“What’s done is done,” Teiran said, sensibly.
Cyrisus was able to stay up the second time he tried standing; his eyes seemed less sunken, and his face had more colour to it.
“There you go,” Teiran said. “You probably can’t do an agility course, but you’re much better.”
“Thank you,” he said. “I’d be dead without you.”
“Think nothing of it,” she said. Just don’t get greedy and start asking me for red mahogany logs . That never ends well. “What are you doing on this part of the island, in any case? Lunar Island isn’t a place for newbies, you know.”
“I was exploring,” he said. “I greatly enjoy travelling the world and taking in all the experiences available.”
She smiled. “I can relate. The snowy peaks of Ice Mountain, the foggy downs of Relleka, the forests of Lletya…”
Cyrisus nodded, grinning. “Baxtorian Falls. Karamja. The pyramids of the Kharidian Desert. The wastes of the Wilderness.”
“It’s nice to meet another adventurer,” she said. “You must have picked up a lot.”
“You could say that.”
“What do you mean?”
“I could smith you a full rune set, farm spirit trees and still have time to cook you a summer pie for tea.”
Her eyes widened. “You’re kidding me.”
“Then...” She tried to comprehend his previous statement. “Are you like one of those skilling pures, where you don’t work on combat at all? I mean, props to you, but it’s rather a bad idea to head into suqah territory when you’re not the fighting type…”
At this point, she noticed that he was avoiding her gaze, and his face had turned to an embarrassed shade of red.
“Can we talk about something else?” he said. “Please?”
“If you insist.” She rummaged around in her bag. “Another tuna?”
“Actually, if you wouldn’t mind…. I could do with some armour,” he said. “If it’s not too much trouble.”
“Sure.
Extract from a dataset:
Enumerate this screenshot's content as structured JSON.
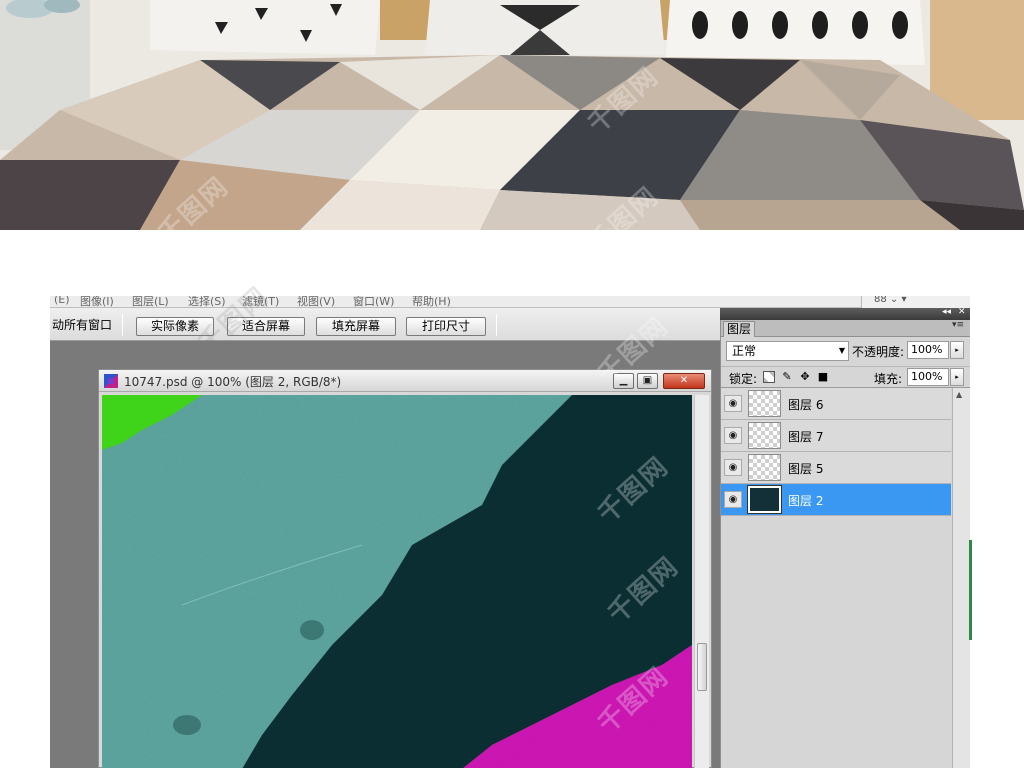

I could loan you some.” Do I still have my old bronze set? Maybe. I’ll find something that’ll fit him. Or at least, something he won’t fall over in.
“No! No. No need.” He waved his hands. “I should have some in the bank.”
He dug into his pockets with a quizzical expression on his face, and pulled out a couple of astral runes and a choc-ice wrapper, the latter of which he scrutinized.
“Odd,” he said. “I don’t recall going to Nardah… erm, do you have any paper?”
“Here.” She pulled a pencil and a small notebook, from which she tore off a sheet.
“Thanks.” He wrote something down on the paper and handed it to her. “I have a friend working at the bank. Show this to him, and he’ll be able to help you.”
“What’s he look like?”
“You’ll know. He’s not from around here.”
“Ok.” She turned to leave. “You’ll be fine down here on your own, right?”
“Ah…” he looked around the small cave. “I will. Won’t I?”
“Yes, yes, of course,” she said hurriedly. “I don’t think anything can get down here. Nothing bigger than a kebbit, at least.”
“Oh. Alright, then.” He seemed to consider something. “One more thing — you have the Lunar Spellbook, right?”
“If you need to ask me anything, just cast Contact. I should be in the book.”
“Ok. Good to know.” She turned to the crevice leading out of the cave. “I’ll be back soon. Er, try not to die.”
“Um…” He paled. “I’ll do my best?”
“Good.” With that, she exited.